Anti-government protesters attempt to storm the municipal Belgrade city hall
In Belgrade, the capital of Serbia, tear gas was used to disperse masses that were protesting alleged fraud in the general election that occurred last week.
Some members of the throng outside the city hall shattered windows and attempted to force their way inside before they intervened. Sunday, according to opposition activists, police used excessive force.
They assert that the elections gained by the ruling party were manipulated by the government. President Aleksandar Vucic dismisses the accusations as “falsehoods and nonsense.” Co-leader of the Green-Left Front Radomir Lazovic claims that he and several others were subjected to truncheon beatings by officers.
More than thirty individuals were arrested and eight police officers were injured during the demonstration, according to Ivica Ivkovic, the director of the Police department of the Interior Ministry.
Mr. Ivkovic stated that those detained are suspected, in accordance with the Criminal Code of the Republic of Serbia, of engaging in violent conduct at a public gathering and of attempting to disrupt the constitutional order violently. He further predicted that the number of arrests would likely rise.
Nightly peaceful demonstrations have transpired since the national and local elections of last week. Sundays marked the initial onset of violence. City hall was besieged by members of the opposition coalition Serbia Against Violence.
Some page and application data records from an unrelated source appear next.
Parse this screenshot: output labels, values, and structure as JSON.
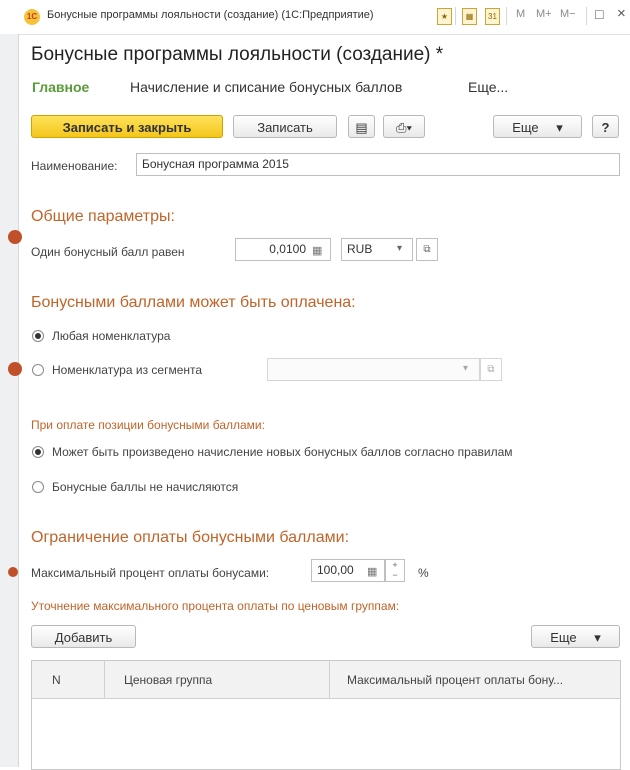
{
  "window": {
    "title": "Бонусные программы лояльности (создание)  (1С:Предприятие)",
    "title_icons": [
      "М",
      "М+",
      "М−"
    ],
    "maximize_glyph": "□",
    "close_glyph": "×"
  },
  "form": {
    "title": "Бонусные программы лояльности (создание) *"
  },
  "tabs": [
    {
      "label": "Главное"
    },
    {
      "label": "Начисление и списание бонусных баллов"
    },
    {
      "label": "Еще..."
    }
  ],
  "toolbar": {
    "save_close_label": "Записать и закрыть",
    "save_label": "Записать",
    "more_label": "Еще",
    "help_label": "?"
  },
  "name_field": {
    "label": "Наименование:",
    "value": "Бонусная программа 2015"
  },
  "general": {
    "heading": "Общие параметры:",
    "point_value_label": "Один бонусный балл равен",
    "point_value": "0,0100",
    "currency": "RUB"
  },
  "payable": {
    "heading": "Бонусными баллами может быть оплачена:",
    "option_any": "Любая номенклатура",
    "option_segment": "Номенклатура из сегмента",
    "segment_value": "",
    "selected": "any"
  },
  "payment": {
    "heading": "При оплате позиции бонусными баллами:",
    "option_accrue": "Может быть произведено начисление новых бонусных баллов согласно правилам",
    "option_no_accrue": "Бонусные баллы не начисляются",
    "selected": "accrue"
  },
  "limit": {
    "heading": "Ограничение оплаты бонусными баллами:",
    "max_percent_label": "Максимальный процент оплаты бонусами:",
    "max_percent": "100,00",
    "percent_sign": "%",
    "clarify_heading": "Уточнение максимального процента оплаты по ценовым группам:",
    "add_label": "Добавить",
    "more_label": "Еще"
  },
  "table": {
    "columns": [
      "N",
      "Ценовая группа",
      "Максимальный процент оплаты бону..."
    ],
    "rows": []
  }
}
Two leaders of the opposition, Srdjan Milivojevic and Vladimir Obradovic, attempted to enter the building through the door. Pepper spray was used by the police to repel the protestors.
Leaders of the opposition suspect that agents provocateurs were responsible for the window shatterings that prompted the police intervention.
Sofija Mandic, an attorney, advised the assemblage that Mr. Vucic ought to “transfer authority amicably.” She added that the government was “usurping” power.
Protesters assert that the government transported thousands of individuals by bus in order to sway the vote in the city elections of Belgrade. They desire that the poll be re-posted.
The Serbian Progressive Party, led by Mr. Vucic, regained authority in parliament with a majority following the vote.
Observers from both within and outside the country have documented “irregularities.” Accusations of ballot box stuffing and vote purchasing have been made.
Sunday evening, during an urgent address to the nation, Mr. Vucic attributed the disturbance to external intervention.
In order to gain control of Belgrade, the opposition had intended to prevent the ruling party from gaining a majority of the votes. However, the official results, which were quickly criticised by opposition figures as being dishonest, demonstrated that the opposition had not been successful in achieving either of its goals.
In response, it has been organising protests on a daily basis. Seven prominent members of the opposition have embarked on a hunger strike. During the demonstration that took place on Sunday, one of the hunger strikers, Marinika Tepic, stated that “Vucic stole thousands of votes.”
Wednesday was the day when the electoral commission made the announcement that the election would be re-run in around thirty of the eight thousand polling sites across the country.
Allegations of electoral malfeasance were deemed “unacceptable” by Germany, which is a country that is working towards joining the European Union.